Sometimes referred to as a second mortgage, term loan or equity loan, home equity loans are funds that you borrow with your property as collateral. The value of the loan you obtain is based on many factors, with the initial amount calculated from the difference between your home's equity and its current market value. From there, other variables, such as your income and credit history, are considered to derive the actual loan amount you receive.
However, depending on the lender, there may be cap on how much you can borrow against your home. If, for instance, home values are on the rise, that doesn't necessary mean you can take advantage of price appreciation and get a loan equal to 100 percent of your equity.
Unlike a home equity line of credit, the loan amount is given all at once. Whereas HELOCs are often presented in the form of a credit card, the funds from a home equity loan can be deposited directly into your checking account. They are often called second mortgages because they have repayment terms - typically 15 years - like home loans. Interest rates for repayment are usually fixed.

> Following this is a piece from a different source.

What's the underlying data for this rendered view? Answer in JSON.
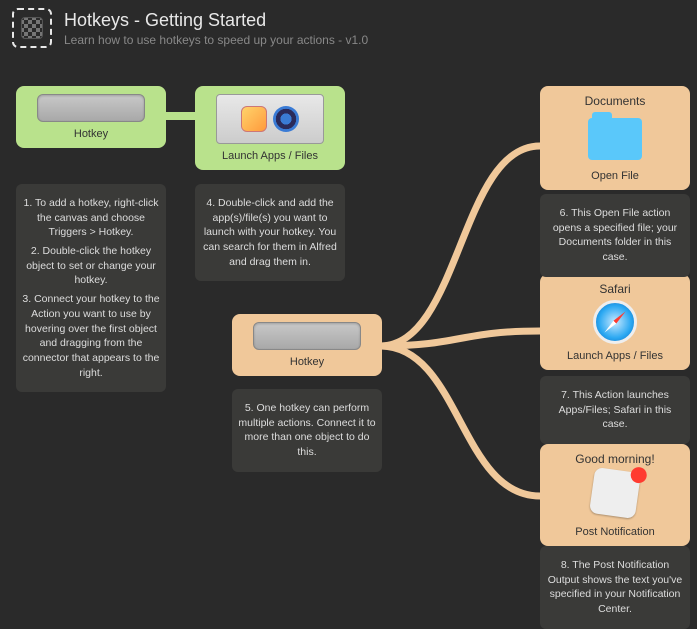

In some cases, payments on interest for these loans are tax deductible.
What are home equity loans used for?
Although these loans are similar to mortgages in some aspects, you're allowed to use the money for anything you want. Often, homeowners turn to home equity loans to make repairs or renovations to their property. Getting the funds as a lump sum allows borrowers to budget and best decide which upgrades fit their finances. These loans are also used by parents who need financing to send their children to college.
Another common use for home equity loans is to pay off other debts, specifically credit cards. The loan serves as way to consolidate multiple debts, and the interest rate tends to be more favorable than the individual rates for each credit account.
Generally, purchases or expenses that require a large amount of money at a single time are well-suited for this loan.
When should you get a home equity loan?
If your home has sizeable equity and you need a large loan, borrowing against your house can be a great way to cash in on how well your property has retained its value over the years. However, you should be certain that you can repay the loan prior to borrowing. If you default on your second mortgage, your loan provider can sell your home to recover the outstanding balance.
If you have a stable job and don't expect many financial changes in the future, you likely don't have much to worry about. Yet, a HELOC may be more suited to your needs if you don't necessarily need a lump-sum payment. Unlike a home equity loan, the amount you're allowed to borrow with a HELOC functions as a credit limit, and you can borrow money against that limit for a designated period of time. When using the credit to pay for something such as renovations, having access to fewer funds over time could be fitting. If, for example, your contractor has you make payments through various stages of the project, you don't necessarily need the total amount at once.
When ultimately deciding on a home equity loan, be sure to read all closing documents to understand your repayment responsibilities.
For more information on home equity loans, contact Landmark Bank.